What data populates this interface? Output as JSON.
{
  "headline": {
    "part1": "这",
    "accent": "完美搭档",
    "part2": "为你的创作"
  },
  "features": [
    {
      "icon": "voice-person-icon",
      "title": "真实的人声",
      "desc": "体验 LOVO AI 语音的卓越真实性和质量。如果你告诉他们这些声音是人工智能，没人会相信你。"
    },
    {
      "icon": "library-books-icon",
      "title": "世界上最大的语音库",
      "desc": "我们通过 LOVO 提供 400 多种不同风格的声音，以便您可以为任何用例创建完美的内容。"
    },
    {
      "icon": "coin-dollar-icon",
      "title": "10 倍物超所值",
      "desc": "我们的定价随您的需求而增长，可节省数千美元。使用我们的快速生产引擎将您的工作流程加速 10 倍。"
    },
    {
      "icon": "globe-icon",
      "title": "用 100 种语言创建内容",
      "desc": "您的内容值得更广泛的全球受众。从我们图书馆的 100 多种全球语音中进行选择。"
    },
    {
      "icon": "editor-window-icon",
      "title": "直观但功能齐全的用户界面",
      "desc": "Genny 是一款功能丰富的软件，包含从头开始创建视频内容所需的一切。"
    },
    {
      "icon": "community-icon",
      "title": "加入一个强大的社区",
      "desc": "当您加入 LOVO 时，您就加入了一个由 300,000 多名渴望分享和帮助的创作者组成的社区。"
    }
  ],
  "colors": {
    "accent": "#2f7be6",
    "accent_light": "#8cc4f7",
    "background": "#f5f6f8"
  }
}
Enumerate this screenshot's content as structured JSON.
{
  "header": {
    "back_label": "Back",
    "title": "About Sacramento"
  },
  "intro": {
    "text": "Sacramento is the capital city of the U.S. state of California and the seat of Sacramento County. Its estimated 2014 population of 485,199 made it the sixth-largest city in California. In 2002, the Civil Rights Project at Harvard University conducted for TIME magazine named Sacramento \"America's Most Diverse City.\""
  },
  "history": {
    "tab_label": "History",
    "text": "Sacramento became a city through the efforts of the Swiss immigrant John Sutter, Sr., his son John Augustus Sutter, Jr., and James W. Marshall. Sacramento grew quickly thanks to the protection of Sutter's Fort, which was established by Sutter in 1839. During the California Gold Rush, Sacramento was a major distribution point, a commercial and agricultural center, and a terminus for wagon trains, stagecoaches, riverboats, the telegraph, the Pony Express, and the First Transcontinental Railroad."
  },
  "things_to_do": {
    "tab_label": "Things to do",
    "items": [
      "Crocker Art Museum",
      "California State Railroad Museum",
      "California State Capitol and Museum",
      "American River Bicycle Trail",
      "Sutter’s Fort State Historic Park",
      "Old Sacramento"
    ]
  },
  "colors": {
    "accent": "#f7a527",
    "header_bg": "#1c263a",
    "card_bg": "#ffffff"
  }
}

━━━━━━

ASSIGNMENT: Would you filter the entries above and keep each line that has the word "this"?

RESULT OF THE TASK:
What data populates this interface? Output as JSON.
Enumerate this screenshot's content as structured JSON.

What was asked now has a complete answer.